Canal Street into a strip of hotels interspersed with Radio Shack-esque
chain stores. The Canal Place Shopping Center and adjacent Riverwalk Mall
area make this a popular site for tourists and locals alike.
Central Business District
Scattered, mismatched skyscrapers and the superbly odd-shaped Superdome
sports arena dominate the landscape here. Bustling during the day with
business types, this area dries up at night and turns into a deserted land
of pitch-black buildings and empty parking lots.
A largely gay and artistic area right at the edge of the Quarter across
from Esplanade Avenue. The nightclubs and restaurants of Frenchmen Street
attract an eclectic culture-loving local crowd.
The nation's oldest black neighborhood is slowly making a comeback as
local developers put money into saving this historically important but
decaying zone. Noted by locals to be a dangerous place to hang out, Treme
offers secret treasures including St. Augustine Church on Gov. Nichols
Street, where Mardi Gras Indians meet and Jazz funerals have been known to
Top-notch New Orleans residential living in all its lush splendor--only a
walking tour will do this district justice. Lush, overgrown gardens are
tempting to lean into, but watch out for ants! Vampire LeStat fans make
pilgrimages here to take part in all things Anne Rice, the famous author
of vampire novels who opens one of her district residences for tours.
Situated between the Garden District and the river, the Irish Channel is
named for the Irish immigrants who settled there in the 1840s. Street
names like Constance, Annunciation and St. Mary will help you mark the
territory.

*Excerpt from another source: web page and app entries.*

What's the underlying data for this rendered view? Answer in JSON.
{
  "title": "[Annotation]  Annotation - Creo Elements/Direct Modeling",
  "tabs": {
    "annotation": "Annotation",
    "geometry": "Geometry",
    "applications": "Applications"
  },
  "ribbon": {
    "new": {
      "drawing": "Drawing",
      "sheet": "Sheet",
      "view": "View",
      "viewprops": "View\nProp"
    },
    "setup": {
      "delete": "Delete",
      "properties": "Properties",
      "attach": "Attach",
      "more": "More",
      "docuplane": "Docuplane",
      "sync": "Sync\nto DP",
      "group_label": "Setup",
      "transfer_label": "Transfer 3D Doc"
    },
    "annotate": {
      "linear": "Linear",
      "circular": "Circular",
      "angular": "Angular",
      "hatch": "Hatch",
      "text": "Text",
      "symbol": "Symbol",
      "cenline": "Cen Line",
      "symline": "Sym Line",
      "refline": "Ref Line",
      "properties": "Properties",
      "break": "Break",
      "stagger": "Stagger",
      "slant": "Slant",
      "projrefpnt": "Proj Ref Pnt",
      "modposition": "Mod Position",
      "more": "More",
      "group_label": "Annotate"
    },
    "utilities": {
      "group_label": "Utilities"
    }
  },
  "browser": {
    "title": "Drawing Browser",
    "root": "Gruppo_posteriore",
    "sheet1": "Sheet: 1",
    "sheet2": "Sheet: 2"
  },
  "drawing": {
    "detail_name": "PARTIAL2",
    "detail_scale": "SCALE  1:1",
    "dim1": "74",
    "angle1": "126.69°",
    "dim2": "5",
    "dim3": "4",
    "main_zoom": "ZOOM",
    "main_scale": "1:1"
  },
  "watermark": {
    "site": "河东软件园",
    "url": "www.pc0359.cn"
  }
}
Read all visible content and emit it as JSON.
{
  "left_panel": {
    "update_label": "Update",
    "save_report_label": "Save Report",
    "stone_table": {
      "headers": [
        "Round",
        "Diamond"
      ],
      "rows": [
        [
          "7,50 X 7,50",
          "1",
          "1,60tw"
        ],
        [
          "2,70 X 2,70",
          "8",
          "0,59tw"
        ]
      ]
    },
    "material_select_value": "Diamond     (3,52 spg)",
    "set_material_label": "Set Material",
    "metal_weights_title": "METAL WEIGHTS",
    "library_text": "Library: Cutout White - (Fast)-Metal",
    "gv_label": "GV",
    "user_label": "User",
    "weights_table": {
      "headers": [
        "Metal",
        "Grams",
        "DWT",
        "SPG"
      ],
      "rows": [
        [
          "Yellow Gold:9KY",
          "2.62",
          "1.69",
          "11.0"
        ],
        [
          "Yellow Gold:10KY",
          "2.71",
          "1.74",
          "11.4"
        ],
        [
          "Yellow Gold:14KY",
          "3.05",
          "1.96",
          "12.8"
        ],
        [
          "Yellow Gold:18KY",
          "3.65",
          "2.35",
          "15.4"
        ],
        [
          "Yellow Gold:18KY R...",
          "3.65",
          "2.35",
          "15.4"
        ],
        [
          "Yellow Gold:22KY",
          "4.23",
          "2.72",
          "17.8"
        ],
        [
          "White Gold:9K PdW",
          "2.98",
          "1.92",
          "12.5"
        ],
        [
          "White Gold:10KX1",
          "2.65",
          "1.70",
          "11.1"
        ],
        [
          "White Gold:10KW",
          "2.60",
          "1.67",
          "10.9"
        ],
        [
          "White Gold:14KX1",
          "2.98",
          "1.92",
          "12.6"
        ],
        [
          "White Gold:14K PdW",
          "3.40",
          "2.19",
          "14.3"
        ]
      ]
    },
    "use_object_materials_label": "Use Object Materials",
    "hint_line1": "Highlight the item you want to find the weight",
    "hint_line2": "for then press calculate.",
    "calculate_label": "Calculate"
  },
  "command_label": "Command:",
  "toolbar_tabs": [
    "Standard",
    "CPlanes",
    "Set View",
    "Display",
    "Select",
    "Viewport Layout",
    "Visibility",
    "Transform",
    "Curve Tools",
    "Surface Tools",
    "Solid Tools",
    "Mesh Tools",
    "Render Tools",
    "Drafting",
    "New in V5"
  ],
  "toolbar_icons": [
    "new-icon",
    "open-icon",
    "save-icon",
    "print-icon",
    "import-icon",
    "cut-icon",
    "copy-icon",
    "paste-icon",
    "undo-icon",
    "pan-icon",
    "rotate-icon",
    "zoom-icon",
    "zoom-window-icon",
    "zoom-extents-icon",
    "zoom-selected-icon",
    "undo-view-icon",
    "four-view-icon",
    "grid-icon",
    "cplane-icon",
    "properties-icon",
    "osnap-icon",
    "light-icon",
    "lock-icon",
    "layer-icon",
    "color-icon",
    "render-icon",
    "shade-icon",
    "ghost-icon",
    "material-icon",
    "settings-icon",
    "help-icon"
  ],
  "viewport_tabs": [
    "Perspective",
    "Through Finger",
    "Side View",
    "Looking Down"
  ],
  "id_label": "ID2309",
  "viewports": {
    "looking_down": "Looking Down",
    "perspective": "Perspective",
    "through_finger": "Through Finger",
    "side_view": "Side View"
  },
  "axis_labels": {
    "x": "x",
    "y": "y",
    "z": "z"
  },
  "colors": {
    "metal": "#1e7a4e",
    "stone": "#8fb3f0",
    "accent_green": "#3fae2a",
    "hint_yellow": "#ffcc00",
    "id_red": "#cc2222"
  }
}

Blocks range from dangerous to lower-middle income residential.
A fun place to be on St. Patrick's Day.
Lower Garden District
A small neighborhood between Downtown and the Garden District that
contains a typically (for New Orleans) odd mixture of wealthy, historic
homeowners, tattooed/pierced artists, and the wandering mentally deranged.
Magazine Street is becoming a great place to find antiques, cheap food,
funky clothes and comfortable coffeehouses.
Mid-City usually goes unnoticed by the average tourist, except during Jazz
Fest season when thousands take the Esplanade bus to the fairgrounds
through the neighborhood's quaint residential environs. Besides being a
peaceful part of the city to live in, Mid-City is a popular spot for
locals who enjoy the City Park, the New Orleans Museum of Art, and a fun
selection of moderately priced "little-gem" restaurants.
Oak lined streets, mansions and college cafes are mostly what Uptown is
made of. People who frequent this Tulane/Loyola University student-heavy
'hood tend to look as though they are doing well: healthy, tan and fit.
Could be the two-mile jogs through Uptown's gorgeous, Spanish-mossed
A conflicted area that mixes fancy art galleries and fine dining with
machine shops. It works though, especially during festivals such as Art
for Art's Sake, when the neighborhood turns into one big wine and cheese,
art appreciatin' block party.